It was once generally thought that he must have been a half-brother of Charles Martel, and thus the son of the latter's mother Alpaida by some other liaison. It applied only to paternal uncles, not maternal ones. So Childebrand had to be a son of Pippin II. As there was never any question of him or his heirs being regarded as potential candidates for the throne, it is most likely that he was illegitimate. Admittedly, the legitimacy of Charles Martel is itself a controversial issue.
It could be argued that the colophon indicates that the main compositional and editorial activity took place around , as it implies the wider project of writing a 'History and Deeds of the Franks' was by then fully formed. By this view the short final section that covers the years from to , should rightly be seen as a continuation; the only one to be associated with this work.
In other words the work only survives in the form it acquired after , and there is no codicological evidence for the Thus the work would have been written as a whole sometime after However, this takes no account of the codicological evidence for such a division in the text. See below pp. It may be that Childebrand's compilation was either unfinished or enjoyed a very limited dissemination, and that the continued form of the text produced under his son Nibelung was either the first properly finished version or just enjoyed a far wider readership.
The Fourth Book of the Chronicle of Fredegar: With Its Continuations.
The Chronicle of Fredegar is the conventional title used for a 7th-century Frankish chronicle that was probably written in Burgundy. The author is unknown and the attribution to Fredegar dates only from the 16th century. There are also a few references to events up to Some copies of the manuscript contain an abridged version of the chronicle up to the date of , but include additional sections written under the Carolingian dynasty that end with the death of Pepin the Short in The Chronicle of Fredegar with its Continuations is one of the few sources that provide information on the Merovingian dynasty for the period after when Gregory of Tours ' the Decem Libri Historiarum finishes. None of the surviving manuscripts specify the name of the author.

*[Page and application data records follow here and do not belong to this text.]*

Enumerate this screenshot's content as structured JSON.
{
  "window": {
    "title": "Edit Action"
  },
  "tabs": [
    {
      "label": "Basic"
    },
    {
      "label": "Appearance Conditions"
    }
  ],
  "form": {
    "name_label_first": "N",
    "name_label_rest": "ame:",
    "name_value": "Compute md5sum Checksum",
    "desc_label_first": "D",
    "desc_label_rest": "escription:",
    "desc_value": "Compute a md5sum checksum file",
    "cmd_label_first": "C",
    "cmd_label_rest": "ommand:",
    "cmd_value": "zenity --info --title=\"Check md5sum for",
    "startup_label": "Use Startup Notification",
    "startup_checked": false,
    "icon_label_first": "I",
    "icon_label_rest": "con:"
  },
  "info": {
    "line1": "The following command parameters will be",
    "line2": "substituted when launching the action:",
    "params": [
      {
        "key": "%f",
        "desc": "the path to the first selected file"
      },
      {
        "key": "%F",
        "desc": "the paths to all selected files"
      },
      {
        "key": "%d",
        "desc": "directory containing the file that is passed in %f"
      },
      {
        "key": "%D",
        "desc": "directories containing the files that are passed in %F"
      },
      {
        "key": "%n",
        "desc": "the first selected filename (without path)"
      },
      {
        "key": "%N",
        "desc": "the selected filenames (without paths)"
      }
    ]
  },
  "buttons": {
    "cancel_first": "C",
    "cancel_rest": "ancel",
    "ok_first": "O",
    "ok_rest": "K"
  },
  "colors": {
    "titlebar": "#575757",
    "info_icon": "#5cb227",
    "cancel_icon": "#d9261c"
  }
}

The Chronicle of Fredegar
Starting from the middle, the source is, in fact, a chronicle. That is to say, it is a written account of important events in the order of their occurrence. Is Fredegar the author? There is a prologue of sorts, where the author addresses the reader, but he does not name himself. A German scholar named Krusch scoured Europe and found thirty different copies of the Chronicle, analyzed them, and put together a single version, with notes, explanations, etc.